**Task item**
Extract the full set of records that follows, word for word.
┄┄┄┄┄┄┄┄┄┄┄┄┄┄┄┄┄┄┄┄
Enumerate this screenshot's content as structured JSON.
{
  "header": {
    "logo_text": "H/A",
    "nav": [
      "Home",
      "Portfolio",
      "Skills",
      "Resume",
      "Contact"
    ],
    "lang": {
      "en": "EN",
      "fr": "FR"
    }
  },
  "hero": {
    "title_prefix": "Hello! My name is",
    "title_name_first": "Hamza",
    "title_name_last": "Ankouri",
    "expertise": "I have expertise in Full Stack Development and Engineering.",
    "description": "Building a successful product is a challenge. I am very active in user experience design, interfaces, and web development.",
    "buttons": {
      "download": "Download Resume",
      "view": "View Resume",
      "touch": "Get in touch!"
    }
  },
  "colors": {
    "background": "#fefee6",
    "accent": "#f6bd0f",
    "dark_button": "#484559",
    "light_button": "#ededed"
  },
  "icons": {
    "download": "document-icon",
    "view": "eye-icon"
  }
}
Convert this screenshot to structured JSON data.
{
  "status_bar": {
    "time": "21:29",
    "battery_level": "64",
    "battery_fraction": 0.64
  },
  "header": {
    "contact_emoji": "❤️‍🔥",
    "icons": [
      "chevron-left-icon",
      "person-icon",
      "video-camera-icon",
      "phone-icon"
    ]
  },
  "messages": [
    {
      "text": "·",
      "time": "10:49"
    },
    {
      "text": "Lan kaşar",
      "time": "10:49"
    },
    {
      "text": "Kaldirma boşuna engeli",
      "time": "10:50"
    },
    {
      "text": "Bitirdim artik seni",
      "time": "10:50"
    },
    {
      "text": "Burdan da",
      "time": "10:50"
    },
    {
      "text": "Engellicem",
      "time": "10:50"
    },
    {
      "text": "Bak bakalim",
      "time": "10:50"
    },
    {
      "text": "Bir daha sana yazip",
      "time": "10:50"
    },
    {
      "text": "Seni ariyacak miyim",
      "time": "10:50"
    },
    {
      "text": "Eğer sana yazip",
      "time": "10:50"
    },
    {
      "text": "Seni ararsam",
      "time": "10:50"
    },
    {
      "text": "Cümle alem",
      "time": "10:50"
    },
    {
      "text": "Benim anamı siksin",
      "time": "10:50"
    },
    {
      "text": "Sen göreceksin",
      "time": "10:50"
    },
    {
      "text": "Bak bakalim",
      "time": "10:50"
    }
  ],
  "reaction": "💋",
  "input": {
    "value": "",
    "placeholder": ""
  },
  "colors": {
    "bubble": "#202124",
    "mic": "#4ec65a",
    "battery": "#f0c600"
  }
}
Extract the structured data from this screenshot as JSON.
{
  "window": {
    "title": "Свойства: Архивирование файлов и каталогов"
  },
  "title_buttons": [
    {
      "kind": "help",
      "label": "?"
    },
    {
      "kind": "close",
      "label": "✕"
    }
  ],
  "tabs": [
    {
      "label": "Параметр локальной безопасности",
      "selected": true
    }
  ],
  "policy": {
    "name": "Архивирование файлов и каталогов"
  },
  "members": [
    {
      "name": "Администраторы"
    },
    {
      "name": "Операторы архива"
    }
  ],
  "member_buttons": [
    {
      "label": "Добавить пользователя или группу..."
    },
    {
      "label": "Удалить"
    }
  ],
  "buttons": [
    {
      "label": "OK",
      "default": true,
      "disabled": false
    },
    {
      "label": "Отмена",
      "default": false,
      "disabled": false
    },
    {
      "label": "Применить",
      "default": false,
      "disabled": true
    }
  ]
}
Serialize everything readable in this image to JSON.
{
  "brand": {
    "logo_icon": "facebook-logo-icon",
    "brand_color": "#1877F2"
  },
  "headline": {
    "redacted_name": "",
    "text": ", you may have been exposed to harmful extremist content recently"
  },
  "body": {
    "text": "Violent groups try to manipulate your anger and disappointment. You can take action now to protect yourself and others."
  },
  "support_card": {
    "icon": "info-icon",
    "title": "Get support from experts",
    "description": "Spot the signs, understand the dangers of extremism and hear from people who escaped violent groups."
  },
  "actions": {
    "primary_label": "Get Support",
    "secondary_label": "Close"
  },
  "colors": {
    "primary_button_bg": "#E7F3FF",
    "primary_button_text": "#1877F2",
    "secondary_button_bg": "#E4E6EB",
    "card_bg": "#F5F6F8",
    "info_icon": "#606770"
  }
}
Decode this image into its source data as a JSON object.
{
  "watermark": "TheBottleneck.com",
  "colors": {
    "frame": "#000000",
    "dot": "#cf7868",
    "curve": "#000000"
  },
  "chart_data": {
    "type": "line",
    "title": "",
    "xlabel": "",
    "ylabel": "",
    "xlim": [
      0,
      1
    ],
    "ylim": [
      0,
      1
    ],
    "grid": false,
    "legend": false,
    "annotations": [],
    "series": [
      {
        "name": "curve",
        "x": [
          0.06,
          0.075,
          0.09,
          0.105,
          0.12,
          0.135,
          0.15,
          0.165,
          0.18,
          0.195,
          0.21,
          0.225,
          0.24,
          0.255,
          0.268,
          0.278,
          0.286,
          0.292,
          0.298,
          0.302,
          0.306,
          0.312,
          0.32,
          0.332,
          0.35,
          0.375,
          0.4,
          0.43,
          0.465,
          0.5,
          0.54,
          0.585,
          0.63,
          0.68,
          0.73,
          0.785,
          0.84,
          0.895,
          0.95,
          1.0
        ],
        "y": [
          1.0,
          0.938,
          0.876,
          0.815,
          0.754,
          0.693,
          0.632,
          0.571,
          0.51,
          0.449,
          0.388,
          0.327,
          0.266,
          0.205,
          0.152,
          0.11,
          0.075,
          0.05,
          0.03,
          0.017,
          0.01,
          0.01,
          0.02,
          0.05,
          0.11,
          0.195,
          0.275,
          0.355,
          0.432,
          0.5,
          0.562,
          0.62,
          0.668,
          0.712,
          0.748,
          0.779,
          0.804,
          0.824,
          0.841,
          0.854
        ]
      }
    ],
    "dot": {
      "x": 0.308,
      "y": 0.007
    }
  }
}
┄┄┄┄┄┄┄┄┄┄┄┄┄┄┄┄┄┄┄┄
**Worked solution**
Enumerate this screenshot's content as structured JSON.
{
  "header": {
    "logo_text": "H/A",
    "nav": [
      "Home",
      "Portfolio",
      "Skills",
      "Resume",
      "Contact"
    ],
    "lang": {
      "en": "EN",
      "fr": "FR"
    }
  },
  "hero": {
    "title_prefix": "Hello! My name is",
    "title_name_first": "Hamza",
    "title_name_last": "Ankouri",
    "expertise": "I have expertise in Full Stack Development and Engineering.",
    "description": "Building a successful product is a challenge. I am very active in user experience design, interfaces, and web development.",
    "buttons": {
      "download": "Download Resume",
      "view": "View Resume",
      "touch": "Get in touch!"
    }
  },
  "colors": {
    "background": "#fefee6",
    "accent": "#f6bd0f",
    "dark_button": "#484559",
    "light_button": "#ededed"
  },
  "icons": {
    "download": "document-icon",
    "view": "eye-icon"
  }
}
Convert this screenshot to structured JSON data.
{
  "status_bar": {
    "time": "21:29",
    "battery_level": "64",
    "battery_fraction": 0.64
  },
  "header": {
    "contact_emoji": "❤️‍🔥",
    "icons": [
      "chevron-left-icon",
      "person-icon",
      "video-camera-icon",
      "phone-icon"
    ]
  },
  "messages": [
    {
      "text": "·",
      "time": "10:49"
    },
    {
      "text": "Lan kaşar",
      "time": "10:49"
    },
    {
      "text": "Kaldirma boşuna engeli",
      "time": "10:50"
    },
    {
      "text": "Bitirdim artik seni",
      "time": "10:50"
    },
    {
      "text": "Burdan da",
      "time": "10:50"
    },
    {
      "text": "Engellicem",
      "time": "10:50"
    },
    {
      "text": "Bak bakalim",
      "time": "10:50"
    },
    {
      "text": "Bir daha sana yazip",
      "time": "10:50"
    },
    {
      "text": "Seni ariyacak miyim",
      "time": "10:50"
    },
    {
      "text": "Eğer sana yazip",
      "time": "10:50"
    },
    {
      "text": "Seni ararsam",
      "time": "10:50"
    },
    {
      "text": "Cümle alem",
      "time": "10:50"
    },
    {
      "text": "Benim anamı siksin",
      "time": "10:50"
    },
    {
      "text": "Sen göreceksin",
      "time": "10:50"
    },
    {
      "text": "Bak bakalim",
      "time": "10:50"
    }
  ],
  "reaction": "💋",
  "input": {
    "value": "",
    "placeholder": ""
  },
  "colors": {
    "bubble": "#202124",
    "mic": "#4ec65a",
    "battery": "#f0c600"
  }
}
Extract the structured data from this screenshot as JSON.
{
  "window": {
    "title": "Свойства: Архивирование файлов и каталогов"
  },
  "title_buttons": [
    {
      "kind": "help",
      "label": "?"
    },
    {
      "kind": "close",
      "label": "✕"
    }
  ],
  "tabs": [
    {
      "label": "Параметр локальной безопасности",
      "selected": true
    }
  ],
  "policy": {
    "name": "Архивирование файлов и каталогов"
  },
  "members": [
    {
      "name": "Администраторы"
    },
    {
      "name": "Операторы архива"
    }
  ],
  "member_buttons": [
    {
      "label": "Добавить пользователя или группу..."
    },
    {
      "label": "Удалить"
    }
  ],
  "buttons": [
    {
      "label": "OK",
      "default": true,
      "disabled": false
    },
    {
      "label": "Отмена",
      "default": false,
      "disabled": false
    },
    {
      "label": "Применить",
      "default": false,
      "disabled": true
    }
  ]
}
Serialize everything readable in this image to JSON.
{
  "brand": {
    "logo_icon": "facebook-logo-icon",
    "brand_color": "#1877F2"
  },
  "headline": {
    "redacted_name": "",
    "text": ", you may have been exposed to harmful extremist content recently"
  },
  "body": {
    "text": "Violent groups try to manipulate your anger and disappointment. You can take action now to protect yourself and others."
  },
  "support_card": {
    "icon": "info-icon",
    "title": "Get support from experts",
    "description": "Spot the signs, understand the dangers of extremism and hear from people who escaped violent groups."
  },
  "actions": {
    "primary_label": "Get Support",
    "secondary_label": "Close"
  },
  "colors": {
    "primary_button_bg": "#E7F3FF",
    "primary_button_text": "#1877F2",
    "secondary_button_bg": "#E4E6EB",
    "card_bg": "#F5F6F8",
    "info_icon": "#606770"
  }
}
Decode this image into its source data as a JSON object.
{
  "watermark": "TheBottleneck.com",
  "colors": {
    "frame": "#000000",
    "dot": "#cf7868",
    "curve": "#000000"
  },
  "chart_data": {
    "type": "line",
    "title": "",
    "xlabel": "",
    "ylabel": "",
    "xlim": [
      0,
      1
    ],
    "ylim": [
      0,
      1
    ],
    "grid": false,
    "legend": false,
    "annotations": [],
    "series": [
      {
        "name": "curve",
        "x": [
          0.06,
          0.075,
          0.09,
          0.105,
          0.12,
          0.135,
          0.15,
          0.165,
          0.18,
          0.195,
          0.21,
          0.225,
          0.24,
          0.255,
          0.268,
          0.278,
          0.286,
          0.292,
          0.298,
          0.302,
          0.306,
          0.312,
          0.32,
          0.332,
          0.35,
          0.375,
          0.4,
          0.43,
          0.465,
          0.5,
          0.54,
          0.585,
          0.63,
          0.68,
          0.73,
          0.785,
          0.84,
          0.895,
          0.95,
          1.0
        ],
        "y": [
          1.0,
          0.938,
          0.876,
          0.815,
          0.754,
          0.693,
          0.632,
          0.571,
          0.51,
          0.449,
          0.388,
          0.327,
          0.266,
          0.205,
          0.152,
          0.11,
          0.075,
          0.05,
          0.03,
          0.017,
          0.01,
          0.01,
          0.02,
          0.05,
          0.11,
          0.195,
          0.275,
          0.355,
          0.432,
          0.5,
          0.562,
          0.62,
          0.668,
          0.712,
          0.748,
          0.779,
          0.804,
          0.824,
          0.841,
          0.854
        ]
      }
    ],
    "dot": {
      "x": 0.308,
      "y": 0.007
    }
  }
}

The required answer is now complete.